The Pandigital Personal Scanner (S8X1100) offers a somewhat self-contradictory design. On the one hand, it’s a portable manual-feed scanner that can scan without a computer. On the other hand, it doesn’t use batteries, and the best way to power it is to plug it into a USB port, which means you need a computer. (You can also plug it into a wall socket, but the three-foot cable it comes with is a little short for that.) The good news is that however confused the design may be, if you need a scanner to take with you on the go, the S8X1100 is still a reasonable choice.
Like other computer-free scanners, including the Editors’ Choice Visioneer Mobility and the Apparent Doxie One, the S8X1100 scans to memory, where it stores the files so you can copy them to your computer’s hard drive later. The scanner itself offers a 128MB internal memory, but you can also plug in an SD card to increase the memory to as much as 32GB.
One advantage the S8X1100 offers over most computer-free scanners is that if you’re plugged into a USB port for power, you can also easily check the scan quality anytime during a session. Your computer will see the memory in the scanner as a USB drive. All you have to do is go to the folder with the scans, using Windows Explorer or another program, and open the file to see the scan.
Basics and Setup
The S8X1100 is small enough to fit easily in your laptop bag, at 1.4 by 11.4 by 2 inches (HWD) and it weighs only about 13 ounces. There’s basically no physical setup needed. Just connect the scanner by the supplied USB cable to a USB port or to the supplied power block plugged into a power outlet.
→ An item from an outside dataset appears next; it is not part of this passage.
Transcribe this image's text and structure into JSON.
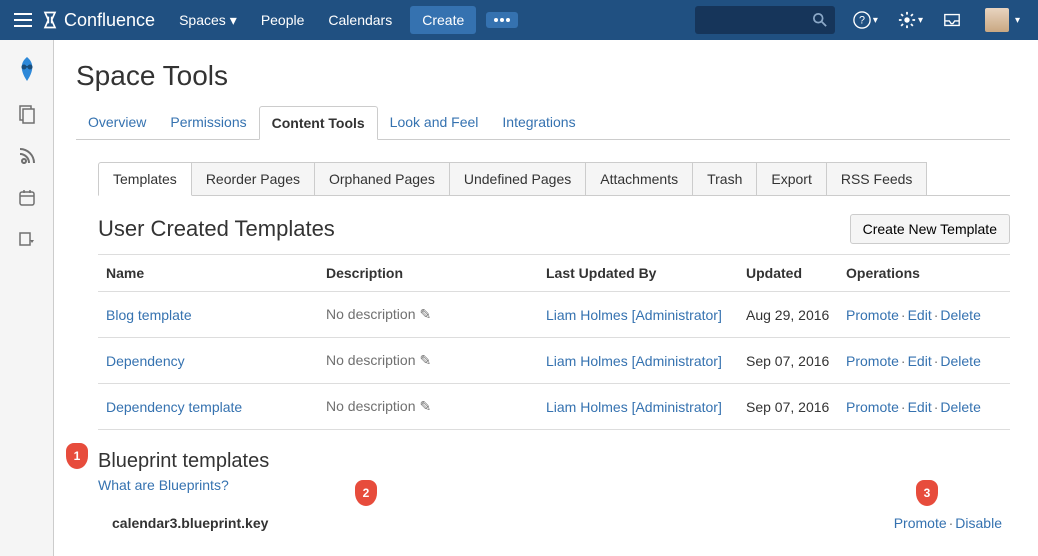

Installing the software that comes with the scanner is only a little harder. It actually takes a touch more work than with most scanners, because you have to find each program on the disc and install it separately, instead of relying on an automatic installation program. If you explore the disc, you’ll find the document management program NewSoft Presto! PageManager 9, the photo editor Magix Photo Designer 7, and Magix Video Easy SE, which lets you convert scans into a video.
Installing each program is easy enough; you don’t actually have to install any software. The scanning is all done by the S8X1100 itself, with the scans sent to memory, not to programs. You can then copy the files to your hard drive to use them with any programs you like.
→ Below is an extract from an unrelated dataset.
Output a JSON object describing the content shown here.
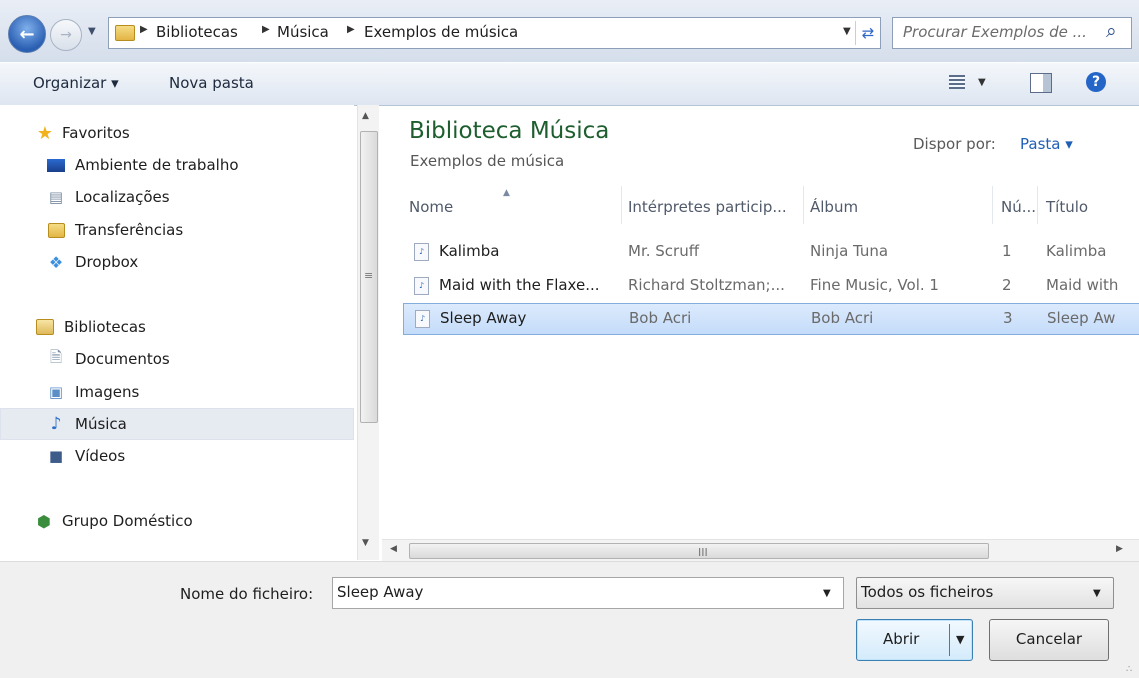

Scanning with the S8X1100 is as simple as setting it up. All scans are in color and are saved in JPG file format. The only setting you can change is for resolution, and the only button on the scanner is the power button, which you can also press repeatedly to cycle through the resolution settings.
Whenever you turn the scanner on, the resolution is 300 pixels per inch (ppi), which is all you should need for most purposes. If you want a higher resolution, however, you can choose 600 or 1200 ppi by pressing the one button. The power light changes color with each button press to indicate the resolution—green for 300, yellow for 600, and red for 1200.
Once you’re happy with the setting, simply feed pages, one at a time. Each will go into its own file. Timing for manual feed scanners isn’t very meaningful, since a lot of time is taken up with manually feeding the pages, but it’s worth mention that once you put the page in the scanner, it takes only about 6 or 7 seconds to scan a 4-by-6 photo at 300 ppi and only about 10 seconds to scan a letter-size page.
Although the S8X1100′s User Guide refers to the scanner on its cover as a photo scanner, Sunglow says that was a misstatement, and the S8X1100 is better considered a general-purpose personal scanner. You can certainly use it for photos, and Magix Photo Designer 7 is a useful photo editing tool if you do. However the scans in my tests are best described as snapshot quality, with an obvious color shift and loss of sharpness. In addition, the auto-cropping feature was a little flakey on my first few scans, and when I recalibrated the scanner it stopped working completely, which left me with having to manually crop a yellow background out of every scan.
I’d also add the warning that I wouldn’t put any originals I cared about though any sheet fed scanner, since rollers can leave marks on the original. Sunglow recognizes this issue, and suggests using a protective sleeve in its manual, but it doesn’t supply one with the scanner.
Because PageManager also comes with the scanner, I ran it through our optical character recognition (OCR) and document management tests. Unfortunately, PageManager does such a poor job with formatting that I couldn’t score its accuracy for OCR, and it loses still more points for not having a way to combine multiple pages into a single file when it turns them into editable text files. The program did a little better for document management, since it can combine individual pages into a single searchable PDF file.
If you need a scanner that’s both computer free and runs off batteries, you should be looking at the Visioneer Mobility and the Apparent Doxie One. If you simply need a portable scanner to carry along with your laptop, however, the Pandigital S8X1100 is a reasonable choice. As with other Pandigital scanners I’ve reviewed, however, the potential for the scanner itself for OCR and document management is limited by the software it comes with. If you already have better software, or are willing to buy some, you may consider it a much more attractive possibility.
More Scanner Reviews:
|Automatic Document Feeder||No|
|Maximum Scan Area||Letter|
|Maximum Optical Resolution||1200 pixels|
Copyright © 2012 Ziff Davis, Inc